What is being asked: Exactly as written and without the pictures, output the entries below.

Exercise input:
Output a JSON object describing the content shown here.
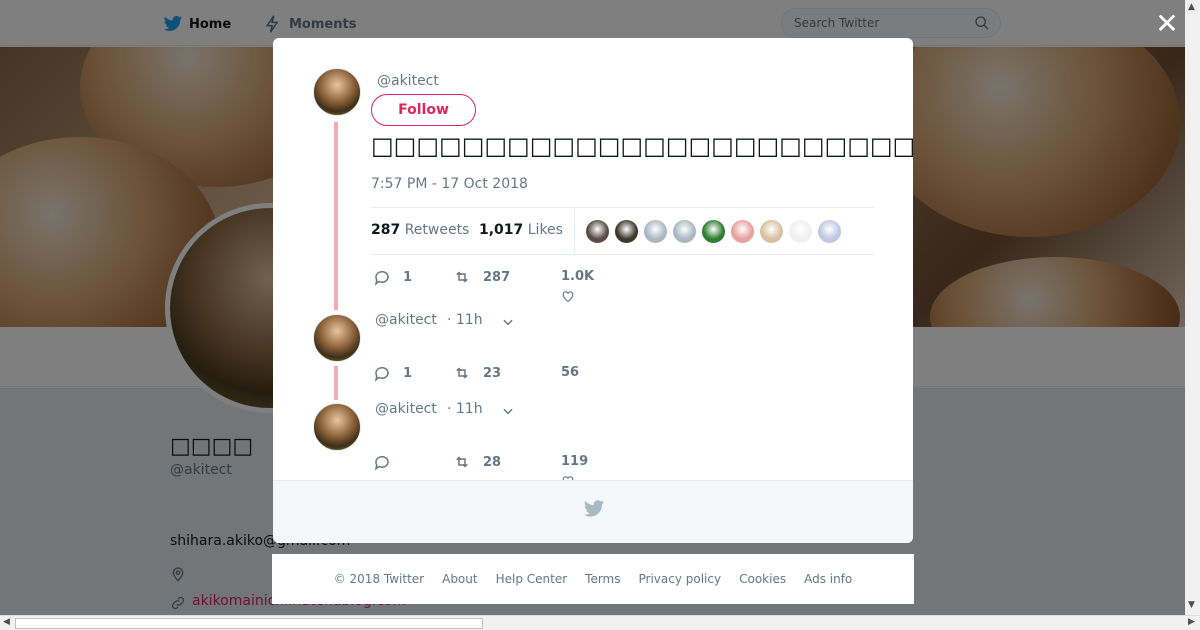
{
  "nav": {
    "home_label": "Home",
    "moments_label": "Moments",
    "search_placeholder": "Search Twitter"
  },
  "profile": {
    "name": "□□□□",
    "handle": "@akitect",
    "email": "shihara.akiko@gmail.com",
    "link": "akikomainichi.hatenablog.com"
  },
  "modal": {
    "main_tweet": {
      "handle": "@akitect",
      "follow_label": "Follow",
      "text": "□□□□□□□□□□□□□□□□□□□□□□□□□□□□□□□□□□□□□□□□□□□□□□□□□□",
      "timestamp": "7:57 PM - 17 Oct 2018",
      "retweets_count": "287",
      "retweets_label": "Retweets",
      "likes_count": "1,017",
      "likes_label": "Likes",
      "reply_count": "1",
      "retweet_count": "287",
      "like_count": "1.0K",
      "likers": [
        "#5a4a4a",
        "#3a3a2a",
        "#aab8c2",
        "#aab8c2",
        "#2e7d32",
        "#e8a0a0",
        "#d8c0a0",
        "#f0f0f0",
        "#c0c8e0"
      ]
    },
    "replies": [
      {
        "handle": "@akitect",
        "time": "· 11h",
        "reply_count": "1",
        "retweet_count": "23",
        "like_count": "56"
      },
      {
        "handle": "@akitect",
        "time": "· 11h",
        "reply_count": "",
        "retweet_count": "28",
        "like_count": "119"
      }
    ]
  },
  "footer": {
    "copyright": "© 2018 Twitter",
    "about": "About",
    "help": "Help Center",
    "terms": "Terms",
    "privacy": "Privacy policy",
    "cookies": "Cookies",
    "ads": "Ads info"
  },
  "colors": {
    "brand": "#1da1f2",
    "accent": "#e0245e",
    "thread": "#f4a8b8"
  }
}
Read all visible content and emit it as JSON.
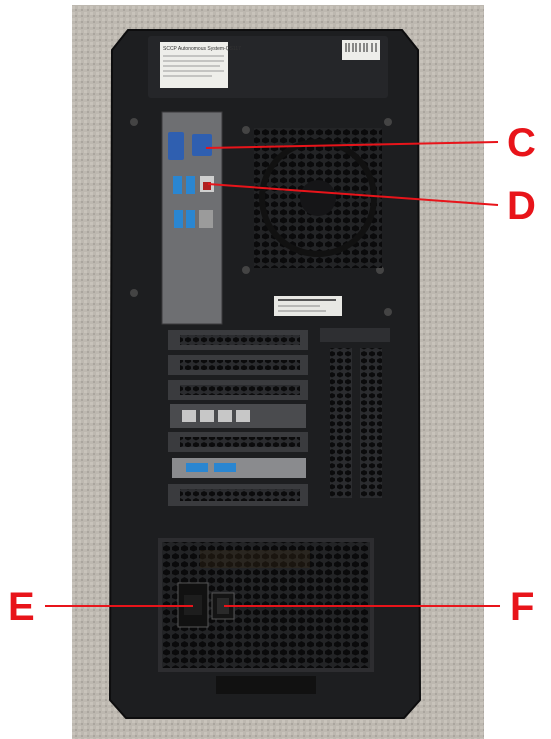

Solved exercise:
Output a JSON object describing the content shown here.
{
  "nav": {
    "home_label": "Home",
    "moments_label": "Moments",
    "search_placeholder": "Search Twitter"
  },
  "profile": {
    "name": "□□□□",
    "handle": "@akitect",
    "email": "shihara.akiko@gmail.com",
    "link": "akikomainichi.hatenablog.com"
  },
  "modal": {
    "main_tweet": {
      "handle": "@akitect",
      "follow_label": "Follow",
      "text": "□□□□□□□□□□□□□□□□□□□□□□□□□□□□□□□□□□□□□□□□□□□□□□□□□□",
      "timestamp": "7:57 PM - 17 Oct 2018",
      "retweets_count": "287",
      "retweets_label": "Retweets",
      "likes_count": "1,017",
      "likes_label": "Likes",
      "reply_count": "1",
      "retweet_count": "287",
      "like_count": "1.0K",
      "likers": [
        "#5a4a4a",
        "#3a3a2a",
        "#aab8c2",
        "#aab8c2",
        "#2e7d32",
        "#e8a0a0",
        "#d8c0a0",
        "#f0f0f0",
        "#c0c8e0"
      ]
    },
    "replies": [
      {
        "handle": "@akitect",
        "time": "· 11h",
        "reply_count": "1",
        "retweet_count": "23",
        "like_count": "56"
      },
      {
        "handle": "@akitect",
        "time": "· 11h",
        "reply_count": "",
        "retweet_count": "28",
        "like_count": "119"
      }
    ]
  },
  "footer": {
    "copyright": "© 2018 Twitter",
    "about": "About",
    "help": "Help Center",
    "terms": "Terms",
    "privacy": "Privacy policy",
    "cookies": "Cookies",
    "ads": "Ads info"
  },
  "colors": {
    "brand": "#1da1f2",
    "accent": "#e0245e",
    "thread": "#f4a8b8"
  }
}
Read all visible content and emit it as JSON.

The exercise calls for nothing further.